infants

Make your own books. Cut out pictures of objects familiar to babies-a ball, a kitty, shoes, family members, a crib, cookies, teddy bears-and slip each one into a plastic baggie to create pages. As you go through the book together, talk about and verbally label each picture: "see the kitty! Meow, meow. Soft kitty. Nice kitty. There's kitty's tail. Here's her nose." Encourage babies to point to ears, eyes, or feet.

Try making another book with all animal pictures. As you share each page, talk about the animals and exaggerate their sounds. For instance, when you turn to the pig picture, you can ask, "What does the piggy say?" Then be sure to call out, "Oink! Oink!" This is a great book to share with several babies snuggled close to you on a couch, or leaning against you as you sit on the floor.

Modify picture books. Often, the storyline of a book is too complex for a young baby. So, simplify! Use your own words to describe the pictures. For instance, if you are reading Curious George, turn each page and exclaim, "Look, a monkey!" "Another monkey!" "More monkeys!" Remember, the story is less important than the pleasure you share as a baby recognizes the monkey's curly tail and brown fur. As you read with slightly older babies, be creative and make up a simple story about a character or animal on a page: "Look at that foal. He's galloping and galloping and chasing around on the grass. He loves to munch on the grass. Yum, it's good! Mama horse and little foal are eating their lunch."

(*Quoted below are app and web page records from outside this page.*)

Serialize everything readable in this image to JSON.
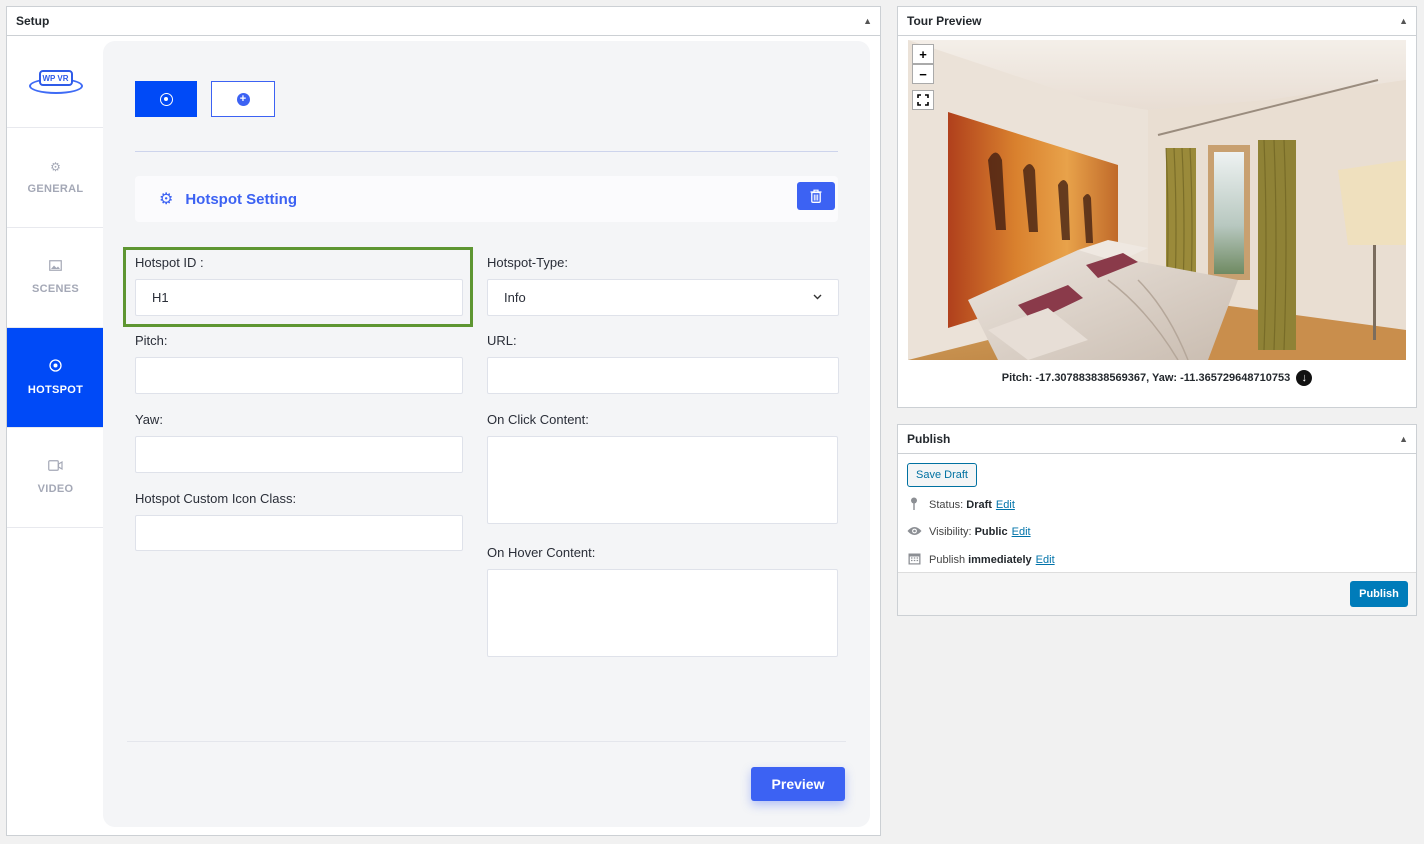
{
  "setup": {
    "title": "Setup",
    "logo_text": "WP VR",
    "nav": [
      {
        "label": "GENERAL",
        "icon": "gear-icon"
      },
      {
        "label": "SCENES",
        "icon": "image-icon"
      },
      {
        "label": "HOTSPOT",
        "icon": "target-icon",
        "active": true
      },
      {
        "label": "VIDEO",
        "icon": "video-icon"
      }
    ],
    "hotspot_setting_title": "Hotspot Setting",
    "fields": {
      "hotspot_id": {
        "label": "Hotspot ID :",
        "value": "H1"
      },
      "hotspot_type": {
        "label": "Hotspot-Type:",
        "value": "Info"
      },
      "pitch": {
        "label": "Pitch:",
        "value": ""
      },
      "url": {
        "label": "URL:",
        "value": ""
      },
      "yaw": {
        "label": "Yaw:",
        "value": ""
      },
      "on_click": {
        "label": "On Click Content:",
        "value": ""
      },
      "custom_icon": {
        "label": "Hotspot Custom Icon Class:",
        "value": ""
      },
      "on_hover": {
        "label": "On Hover Content:",
        "value": ""
      }
    },
    "preview_label": "Preview"
  },
  "tour_preview": {
    "title": "Tour Preview",
    "controls": {
      "zoom_in": "+",
      "zoom_out": "−"
    },
    "coords_text": "Pitch: -17.307883838569367, Yaw: -11.365729648710753"
  },
  "publish": {
    "title": "Publish",
    "save_draft": "Save Draft",
    "status_label": "Status:",
    "status_value": "Draft",
    "visibility_label": "Visibility:",
    "visibility_value": "Public",
    "publish_label": "Publish",
    "publish_value": "immediately",
    "edit": "Edit",
    "publish_button": "Publish"
  },
  "colors": {
    "accent": "#004af7",
    "button_blue": "#3c62f3",
    "wp_blue": "#007cba",
    "highlight": "#5e9632"
  }
}
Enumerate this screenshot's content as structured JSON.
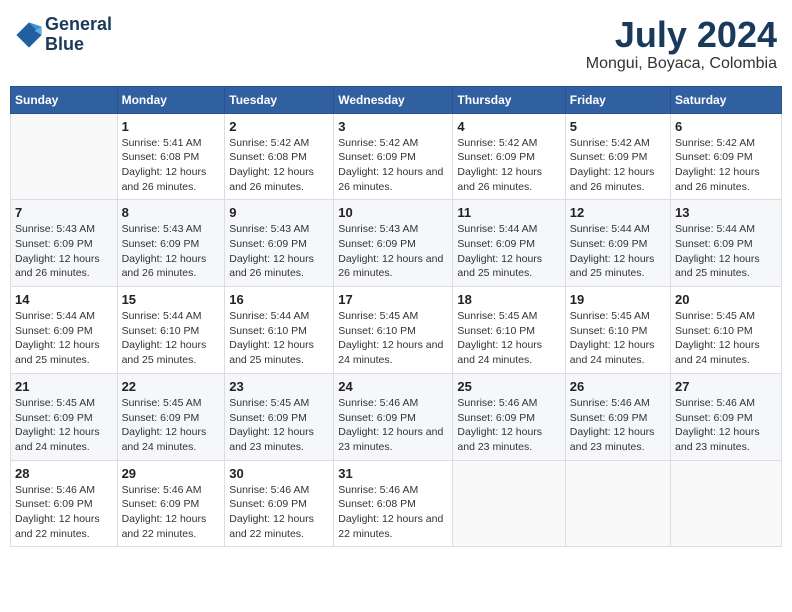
{
  "header": {
    "logo_line1": "General",
    "logo_line2": "Blue",
    "month_year": "July 2024",
    "location": "Mongui, Boyaca, Colombia"
  },
  "days_of_week": [
    "Sunday",
    "Monday",
    "Tuesday",
    "Wednesday",
    "Thursday",
    "Friday",
    "Saturday"
  ],
  "weeks": [
    [
      {
        "day": "",
        "sunrise": "",
        "sunset": "",
        "daylight": ""
      },
      {
        "day": "1",
        "sunrise": "Sunrise: 5:41 AM",
        "sunset": "Sunset: 6:08 PM",
        "daylight": "Daylight: 12 hours and 26 minutes."
      },
      {
        "day": "2",
        "sunrise": "Sunrise: 5:42 AM",
        "sunset": "Sunset: 6:08 PM",
        "daylight": "Daylight: 12 hours and 26 minutes."
      },
      {
        "day": "3",
        "sunrise": "Sunrise: 5:42 AM",
        "sunset": "Sunset: 6:09 PM",
        "daylight": "Daylight: 12 hours and 26 minutes."
      },
      {
        "day": "4",
        "sunrise": "Sunrise: 5:42 AM",
        "sunset": "Sunset: 6:09 PM",
        "daylight": "Daylight: 12 hours and 26 minutes."
      },
      {
        "day": "5",
        "sunrise": "Sunrise: 5:42 AM",
        "sunset": "Sunset: 6:09 PM",
        "daylight": "Daylight: 12 hours and 26 minutes."
      },
      {
        "day": "6",
        "sunrise": "Sunrise: 5:42 AM",
        "sunset": "Sunset: 6:09 PM",
        "daylight": "Daylight: 12 hours and 26 minutes."
      }
    ],
    [
      {
        "day": "7",
        "sunrise": "Sunrise: 5:43 AM",
        "sunset": "Sunset: 6:09 PM",
        "daylight": "Daylight: 12 hours and 26 minutes."
      },
      {
        "day": "8",
        "sunrise": "Sunrise: 5:43 AM",
        "sunset": "Sunset: 6:09 PM",
        "daylight": "Daylight: 12 hours and 26 minutes."
      },
      {
        "day": "9",
        "sunrise": "Sunrise: 5:43 AM",
        "sunset": "Sunset: 6:09 PM",
        "daylight": "Daylight: 12 hours and 26 minutes."
      },
      {
        "day": "10",
        "sunrise": "Sunrise: 5:43 AM",
        "sunset": "Sunset: 6:09 PM",
        "daylight": "Daylight: 12 hours and 26 minutes."
      },
      {
        "day": "11",
        "sunrise": "Sunrise: 5:44 AM",
        "sunset": "Sunset: 6:09 PM",
        "daylight": "Daylight: 12 hours and 25 minutes."
      },
      {
        "day": "12",
        "sunrise": "Sunrise: 5:44 AM",
        "sunset": "Sunset: 6:09 PM",
        "daylight": "Daylight: 12 hours and 25 minutes."
      },
      {
        "day": "13",
        "sunrise": "Sunrise: 5:44 AM",
        "sunset": "Sunset: 6:09 PM",
        "daylight": "Daylight: 12 hours and 25 minutes."
      }
    ],
    [
      {
        "day": "14",
        "sunrise": "Sunrise: 5:44 AM",
        "sunset": "Sunset: 6:09 PM",
        "daylight": "Daylight: 12 hours and 25 minutes."
      },
      {
        "day": "15",
        "sunrise": "Sunrise: 5:44 AM",
        "sunset": "Sunset: 6:10 PM",
        "daylight": "Daylight: 12 hours and 25 minutes."
      },
      {
        "day": "16",
        "sunrise": "Sunrise: 5:44 AM",
        "sunset": "Sunset: 6:10 PM",
        "daylight": "Daylight: 12 hours and 25 minutes."
      },
      {
        "day": "17",
        "sunrise": "Sunrise: 5:45 AM",
        "sunset": "Sunset: 6:10 PM",
        "daylight": "Daylight: 12 hours and 24 minutes."
      },
      {
        "day": "18",
        "sunrise": "Sunrise: 5:45 AM",
        "sunset": "Sunset: 6:10 PM",
        "daylight": "Daylight: 12 hours and 24 minutes."
      },
      {
        "day": "19",
        "sunrise": "Sunrise: 5:45 AM",
        "sunset": "Sunset: 6:10 PM",
        "daylight": "Daylight: 12 hours and 24 minutes."
      },
      {
        "day": "20",
        "sunrise": "Sunrise: 5:45 AM",
        "sunset": "Sunset: 6:10 PM",
        "daylight": "Daylight: 12 hours and 24 minutes."
      }
    ],
    [
      {
        "day": "21",
        "sunrise": "Sunrise: 5:45 AM",
        "sunset": "Sunset: 6:09 PM",
        "daylight": "Daylight: 12 hours and 24 minutes."
      },
      {
        "day": "22",
        "sunrise": "Sunrise: 5:45 AM",
        "sunset": "Sunset: 6:09 PM",
        "daylight": "Daylight: 12 hours and 24 minutes."
      },
      {
        "day": "23",
        "sunrise": "Sunrise: 5:45 AM",
        "sunset": "Sunset: 6:09 PM",
        "daylight": "Daylight: 12 hours and 23 minutes."
      },
      {
        "day": "24",
        "sunrise": "Sunrise: 5:46 AM",
        "sunset": "Sunset: 6:09 PM",
        "daylight": "Daylight: 12 hours and 23 minutes."
      },
      {
        "day": "25",
        "sunrise": "Sunrise: 5:46 AM",
        "sunset": "Sunset: 6:09 PM",
        "daylight": "Daylight: 12 hours and 23 minutes."
      },
      {
        "day": "26",
        "sunrise": "Sunrise: 5:46 AM",
        "sunset": "Sunset: 6:09 PM",
        "daylight": "Daylight: 12 hours and 23 minutes."
      },
      {
        "day": "27",
        "sunrise": "Sunrise: 5:46 AM",
        "sunset": "Sunset: 6:09 PM",
        "daylight": "Daylight: 12 hours and 23 minutes."
      }
    ],
    [
      {
        "day": "28",
        "sunrise": "Sunrise: 5:46 AM",
        "sunset": "Sunset: 6:09 PM",
        "daylight": "Daylight: 12 hours and 22 minutes."
      },
      {
        "day": "29",
        "sunrise": "Sunrise: 5:46 AM",
        "sunset": "Sunset: 6:09 PM",
        "daylight": "Daylight: 12 hours and 22 minutes."
      },
      {
        "day": "30",
        "sunrise": "Sunrise: 5:46 AM",
        "sunset": "Sunset: 6:09 PM",
        "daylight": "Daylight: 12 hours and 22 minutes."
      },
      {
        "day": "31",
        "sunrise": "Sunrise: 5:46 AM",
        "sunset": "Sunset: 6:08 PM",
        "daylight": "Daylight: 12 hours and 22 minutes."
      },
      {
        "day": "",
        "sunrise": "",
        "sunset": "",
        "daylight": ""
      },
      {
        "day": "",
        "sunrise": "",
        "sunset": "",
        "daylight": ""
      },
      {
        "day": "",
        "sunrise": "",
        "sunset": "",
        "daylight": ""
      }
    ]
  ]
}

Be dramatic. Your vocal expressions definitely make picture-book reading more fun. Try all kinds of tones-showing surprise, whispering, drawing out vowels ("Baby bear was sooooo sleepy!")-to keep your baby's interest. When using a book to soothe your baby, be sure to look for those with repetitive rhythms, rhymes, and gentle words (such as Goodnight Moon), so your voice and the story can work together to lull babies to sleep.

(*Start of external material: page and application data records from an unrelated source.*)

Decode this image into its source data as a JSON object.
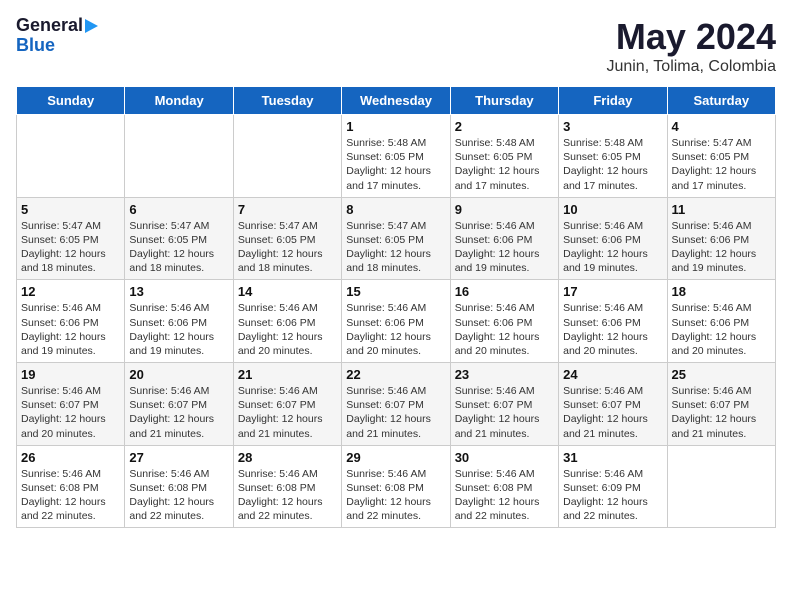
{
  "header": {
    "logo_general": "General",
    "logo_blue": "Blue",
    "main_title": "May 2024",
    "subtitle": "Junin, Tolima, Colombia"
  },
  "days_of_week": [
    "Sunday",
    "Monday",
    "Tuesday",
    "Wednesday",
    "Thursday",
    "Friday",
    "Saturday"
  ],
  "weeks": [
    {
      "days": [
        {
          "num": "",
          "info": ""
        },
        {
          "num": "",
          "info": ""
        },
        {
          "num": "",
          "info": ""
        },
        {
          "num": "1",
          "info": "Sunrise: 5:48 AM\nSunset: 6:05 PM\nDaylight: 12 hours and 17 minutes."
        },
        {
          "num": "2",
          "info": "Sunrise: 5:48 AM\nSunset: 6:05 PM\nDaylight: 12 hours and 17 minutes."
        },
        {
          "num": "3",
          "info": "Sunrise: 5:48 AM\nSunset: 6:05 PM\nDaylight: 12 hours and 17 minutes."
        },
        {
          "num": "4",
          "info": "Sunrise: 5:47 AM\nSunset: 6:05 PM\nDaylight: 12 hours and 17 minutes."
        }
      ]
    },
    {
      "days": [
        {
          "num": "5",
          "info": "Sunrise: 5:47 AM\nSunset: 6:05 PM\nDaylight: 12 hours and 18 minutes."
        },
        {
          "num": "6",
          "info": "Sunrise: 5:47 AM\nSunset: 6:05 PM\nDaylight: 12 hours and 18 minutes."
        },
        {
          "num": "7",
          "info": "Sunrise: 5:47 AM\nSunset: 6:05 PM\nDaylight: 12 hours and 18 minutes."
        },
        {
          "num": "8",
          "info": "Sunrise: 5:47 AM\nSunset: 6:05 PM\nDaylight: 12 hours and 18 minutes."
        },
        {
          "num": "9",
          "info": "Sunrise: 5:46 AM\nSunset: 6:06 PM\nDaylight: 12 hours and 19 minutes."
        },
        {
          "num": "10",
          "info": "Sunrise: 5:46 AM\nSunset: 6:06 PM\nDaylight: 12 hours and 19 minutes."
        },
        {
          "num": "11",
          "info": "Sunrise: 5:46 AM\nSunset: 6:06 PM\nDaylight: 12 hours and 19 minutes."
        }
      ]
    },
    {
      "days": [
        {
          "num": "12",
          "info": "Sunrise: 5:46 AM\nSunset: 6:06 PM\nDaylight: 12 hours and 19 minutes."
        },
        {
          "num": "13",
          "info": "Sunrise: 5:46 AM\nSunset: 6:06 PM\nDaylight: 12 hours and 19 minutes."
        },
        {
          "num": "14",
          "info": "Sunrise: 5:46 AM\nSunset: 6:06 PM\nDaylight: 12 hours and 20 minutes."
        },
        {
          "num": "15",
          "info": "Sunrise: 5:46 AM\nSunset: 6:06 PM\nDaylight: 12 hours and 20 minutes."
        },
        {
          "num": "16",
          "info": "Sunrise: 5:46 AM\nSunset: 6:06 PM\nDaylight: 12 hours and 20 minutes."
        },
        {
          "num": "17",
          "info": "Sunrise: 5:46 AM\nSunset: 6:06 PM\nDaylight: 12 hours and 20 minutes."
        },
        {
          "num": "18",
          "info": "Sunrise: 5:46 AM\nSunset: 6:06 PM\nDaylight: 12 hours and 20 minutes."
        }
      ]
    },
    {
      "days": [
        {
          "num": "19",
          "info": "Sunrise: 5:46 AM\nSunset: 6:07 PM\nDaylight: 12 hours and 20 minutes."
        },
        {
          "num": "20",
          "info": "Sunrise: 5:46 AM\nSunset: 6:07 PM\nDaylight: 12 hours and 21 minutes."
        },
        {
          "num": "21",
          "info": "Sunrise: 5:46 AM\nSunset: 6:07 PM\nDaylight: 12 hours and 21 minutes."
        },
        {
          "num": "22",
          "info": "Sunrise: 5:46 AM\nSunset: 6:07 PM\nDaylight: 12 hours and 21 minutes."
        },
        {
          "num": "23",
          "info": "Sunrise: 5:46 AM\nSunset: 6:07 PM\nDaylight: 12 hours and 21 minutes."
        },
        {
          "num": "24",
          "info": "Sunrise: 5:46 AM\nSunset: 6:07 PM\nDaylight: 12 hours and 21 minutes."
        },
        {
          "num": "25",
          "info": "Sunrise: 5:46 AM\nSunset: 6:07 PM\nDaylight: 12 hours and 21 minutes."
        }
      ]
    },
    {
      "days": [
        {
          "num": "26",
          "info": "Sunrise: 5:46 AM\nSunset: 6:08 PM\nDaylight: 12 hours and 22 minutes."
        },
        {
          "num": "27",
          "info": "Sunrise: 5:46 AM\nSunset: 6:08 PM\nDaylight: 12 hours and 22 minutes."
        },
        {
          "num": "28",
          "info": "Sunrise: 5:46 AM\nSunset: 6:08 PM\nDaylight: 12 hours and 22 minutes."
        },
        {
          "num": "29",
          "info": "Sunrise: 5:46 AM\nSunset: 6:08 PM\nDaylight: 12 hours and 22 minutes."
        },
        {
          "num": "30",
          "info": "Sunrise: 5:46 AM\nSunset: 6:08 PM\nDaylight: 12 hours and 22 minutes."
        },
        {
          "num": "31",
          "info": "Sunrise: 5:46 AM\nSunset: 6:09 PM\nDaylight: 12 hours and 22 minutes."
        },
        {
          "num": "",
          "info": ""
        }
      ]
    }
  ]
}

toddlers

Choose interactive books. Even when snuggled close for story time, some toddlers may have difficulty sitting still. Try to find books that encourage their participation by pushing moveable parts, uncovering a hiding teddy bear, making a clown pop up, or patting the bunny.

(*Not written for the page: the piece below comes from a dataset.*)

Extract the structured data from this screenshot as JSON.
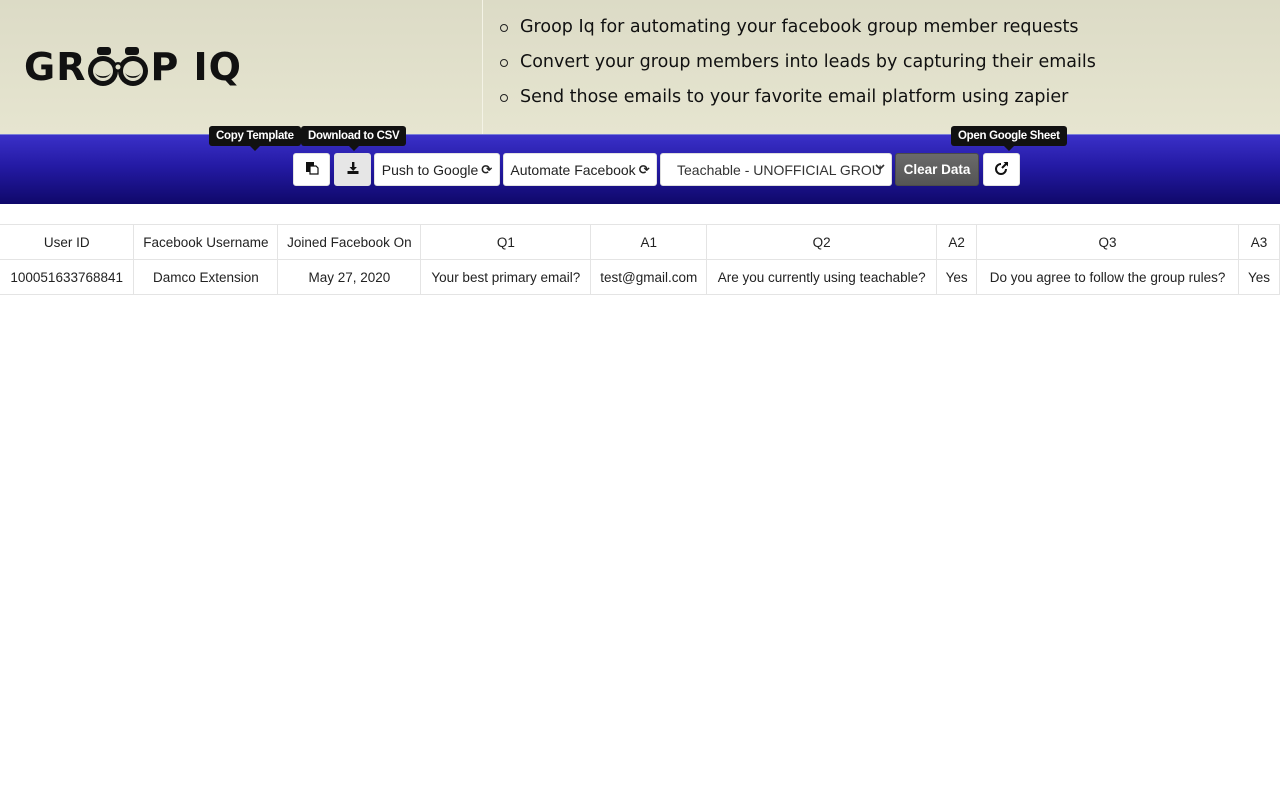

Help toddlers feel personally attached. Toddlers like to possess books. Look for ones with handles or large plastic rings that toddlers can clutch and carry around as precious possessions. In other words, hook your toddlers on books, literally and figuratively!

Find books about kindly characters. As you graduate to reading stories, be sure to share those about characters doing kindnesses for one another (A Pocket for Corduroy is a good example).

Tune in to preferences and interests. Toddlers are more comfortable with simple story lines about familiar, daily activities. As you read together, note which children enjoy more involved stories and longer books.

Don't forget the mischief! Sam, from Sam 's Potty, who is grumpy about toilet training, can be very appealing. In the safe confines of a book, these characters are not "perfect." Yet, because they are still lovable and cherished by their families, their stories provide a secure feeling for toddlers, who sometimes have upsets or grumpy feelings, too.

Convey your pleasure. As you settle down to read, let children know you enjoy books and reading together. If you are excited or involved in a simple story, toddlers will get swept into the tale.